There has been a fair amount of activity in the DuPont v. Kolon dispute pending in the U.S. Eastern District of Virginia over the past few weeks. On Friday, January 27, 2012, U.S. District Court Judge Robert Payne denied Kolon’s post-trial motions seeking to set aside the $920 million jury trade secret verdict against it last September.
Judge Payne summarily rejected Kolon’s Motions for Judgment Notwithstanding the Verdict, Motion for Remittitur and Motion for a New Trial through a pair of short orders, links to which can be found below. As DuPont’s post-trial request for punitive damages was addressed last fall (Judge Payne limited the punitive award to $350,000 under Virginia law), the case now appears ready for appeal.
Meanwhile, DuPont and Kolon continue to bitterly fight on other fronts. In a litigation that threatens to become even more acrimonious than the trade secret case, the parties continue to exchange body blows in the remaining antitrust litigation brought by Kolon. When DuPont brought its trade secret case in February 2009, Kolon counterclaimed, asserting that DuPont had monopolized the body armor market through improperly restrictive agreements with its customers. Judge Payne dismissed the claim in 2009 but it was reinstated by the Fourth Circuit.
Alyson Frankel’s “On the Case” Blog has a solid summary of the acrimonious antitrust litigation. Since its reinstatement, Kolon has been sanctioned and moved to disqualify Judge Payne based on his former partnership with DuPont counsel McGuire Woods (links to those pleadings can be found on Alyson’s article). Last week, DuPont filed a Motion for sanctions under Rule 11, arguing that the entire antitrust litigation was baseless and filed for no other reason than to distract DuPont, the Court and the public from Kolon’s misappropriation of DuPont’s Kevlar trade secrets.
Last summer, I likened this case to the East Coast version of the Mattel v. MGA litigation, which has been become the standard-bearer for bare-knuckles, bet-the-company trade secret litigation.
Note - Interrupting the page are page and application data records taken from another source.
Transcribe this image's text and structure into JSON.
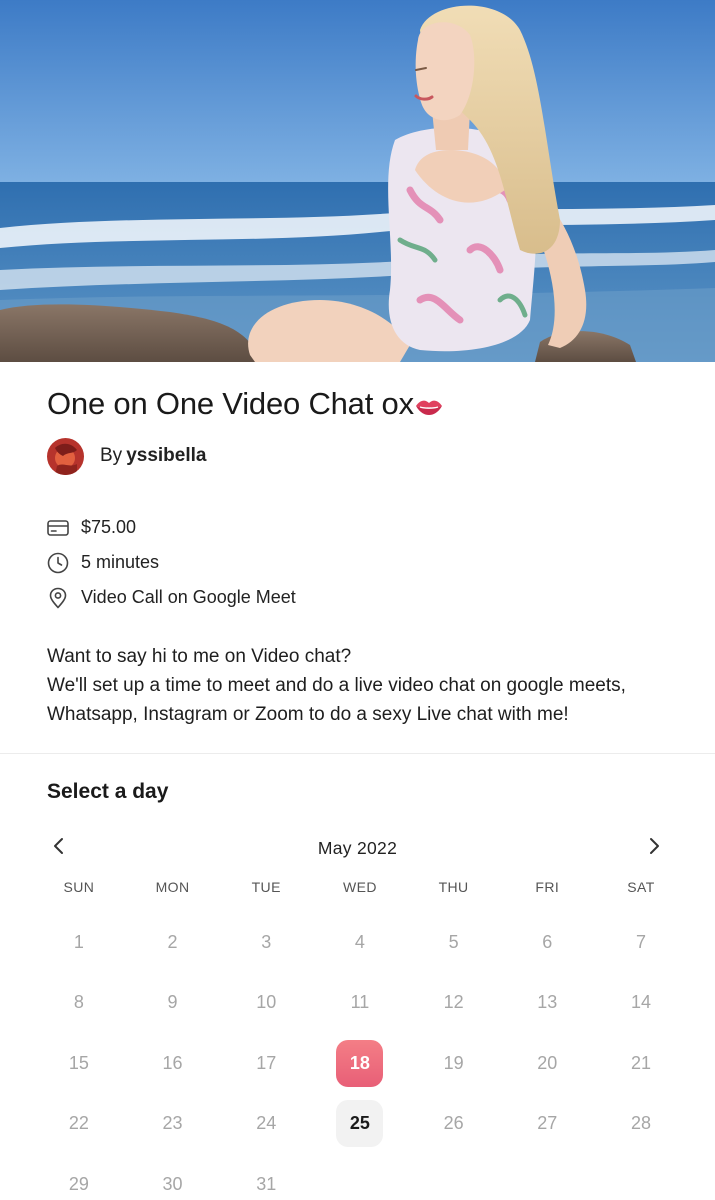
{
  "hero": {
    "icon": "beach-photo"
  },
  "event": {
    "title": "One on One Video Chat ox",
    "title_emoji": "lips-icon",
    "host_prefix": "By",
    "host_name": "yssibella"
  },
  "details": [
    {
      "icon": "credit-card-icon",
      "text": "$75.00"
    },
    {
      "icon": "clock-icon",
      "text": "5 minutes"
    },
    {
      "icon": "location-pin-icon",
      "text": "Video Call on Google Meet"
    }
  ],
  "description": {
    "line1": "Want to say hi to me on Video chat?",
    "line2": "We'll set up a time to meet and do a live video chat on google meets, Whatsapp, Instagram or Zoom to do a sexy Live chat with me!"
  },
  "calendar": {
    "heading": "Select a day",
    "month_label": "May 2022",
    "weekdays": [
      "SUN",
      "MON",
      "TUE",
      "WED",
      "THU",
      "FRI",
      "SAT"
    ],
    "weeks": [
      [
        "1",
        "2",
        "3",
        "4",
        "5",
        "6",
        "7"
      ],
      [
        "8",
        "9",
        "10",
        "11",
        "12",
        "13",
        "14"
      ],
      [
        "15",
        "16",
        "17",
        "18",
        "19",
        "20",
        "21"
      ],
      [
        "22",
        "23",
        "24",
        "25",
        "26",
        "27",
        "28"
      ],
      [
        "29",
        "30",
        "31",
        "",
        "",
        "",
        ""
      ]
    ],
    "selected_day": "18",
    "available_days": [
      "18",
      "25"
    ],
    "accent_color": "#ec6a7c"
  }
}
Given the developments of the past few weeks, DuPont v. Kolon may become the new champ.